I recently discovered some disturbing information while doing research on intramuscular injections. According to research, 1 in 2 intramuscular injections are unsuccessful.
I learnt this shocking statistic recently while going through some research on intramuscular injections.
According to a 2018 study published in July, entitled “A narrative review of the success of intramuscular gluteal injections”, the success rates of intramuscular injections vary between 32 and 52%.
That’s less than one in two!
This is pretty disturbing, considering that these injections are being performed by medical professionals.
Let’s take a quick look at an overview of the main findings.
There are 12 billion injections given worldwide every year. For many injections, the intramuscular route is favoured over the subcutaneous route due to the increased vascularity of muscle tissue and the corresponding increase in the bio-availability of drugs when administered intramuscularly.
This paper is a review of the variables that affect the success of intramuscular injections and the implications that these success rates have in psychiatry and general medicine.
Studies have shown that the success rates of intended intramuscular injections vary between 32 and 52%, with the rest potentially resulting in inadvertent subcutaneous drug deposition.
These rates are found to be even lower for certain at-risk populations, such as obese patients and those on antipsychotic medications. The variables associated with an increased risk of injection failure include female sex, obesity, site of injection, and subcutaneous fat depth.
New guidelines and methods are needed in order to address this challenge and ensure that patients receive optimum care.
Impact Of This Study
As you read, there are a number of factors that impact whether an intramuscular injection may be successful or not.
These include the patient’s sex, obesity, site of injection, and subcutaneous fat depth.
Other factors that increase the risk of failure include the medical professional’s level of training and experience, and injection depth.
This statistic should also be a mild cause for concern for those of us self-injecting our medication, for example, for testosterone replacement therapy.
If the trained medical professionals are able to get it so wrong, then we are at risk too.
Which is why it is so important to make sure you know exactly where to inject and how deep to inject. Also, make sure that you are using the right equipment, for example, ensure that the needle length is correct and that you inject into the muscle at the correct depth.
Impact On You And TRT
When on, or starting TRT, some patients report no improvement or diminished results.

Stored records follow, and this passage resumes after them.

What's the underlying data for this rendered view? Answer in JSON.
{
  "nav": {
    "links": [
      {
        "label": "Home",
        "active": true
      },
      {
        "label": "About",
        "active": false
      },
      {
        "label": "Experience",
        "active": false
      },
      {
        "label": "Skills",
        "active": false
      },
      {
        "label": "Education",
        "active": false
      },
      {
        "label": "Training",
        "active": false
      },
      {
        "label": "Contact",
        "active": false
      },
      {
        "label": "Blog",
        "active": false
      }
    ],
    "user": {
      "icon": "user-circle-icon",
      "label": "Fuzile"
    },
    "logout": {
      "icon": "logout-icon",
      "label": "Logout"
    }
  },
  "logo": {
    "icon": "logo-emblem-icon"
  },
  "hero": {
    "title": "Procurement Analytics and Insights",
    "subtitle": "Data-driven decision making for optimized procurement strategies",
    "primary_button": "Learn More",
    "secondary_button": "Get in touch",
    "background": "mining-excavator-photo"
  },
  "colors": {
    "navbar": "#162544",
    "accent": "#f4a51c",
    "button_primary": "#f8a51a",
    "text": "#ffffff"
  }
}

There may be many reasons for this. However, one additional cause may now be considered – unsuccessful injections.
Ensure that you or your medical professional are injecting your medication correctly. If you notice no improvement, raise this point with them.
In future, we may see a push towards using subcutaneous injections over intramuscular injections.
Subcutaneous injections are injected into the fat just below the skin surface, and do not require as deep of an injection as intramuscular injections.
This may decrease the risk of an unsuccessful injection due to poor technique. However, more data confirming this is required.
Intramuscular injections can be complicated sometimes. This is evident based on the fact the on average, medical professionals only get one in two injections correct.
Even the research concludes that new and improved approaches are required to ensure greater injection success for patients in future.
Ultimately you are responsible for your own body. So it is up to you to ensure that you or your doctor are injecting correctly.
I have published videos on my YouTube channel for doing glute and quad injections. In the near future, there will also be more detailed deltoid, ventrogluteal and dorsogluteal injection guides.
Please educate yourself as much as possible.
Ensure that you are receiving successful injections and that you are being treated effectively, especially for TRT.
Doing so will ensure a happier life and an overall improved feeling of well-being.
Feel free to leave any questions below.
A narrative review of the success of intramuscular gluteal injections and its impact in psychiatry: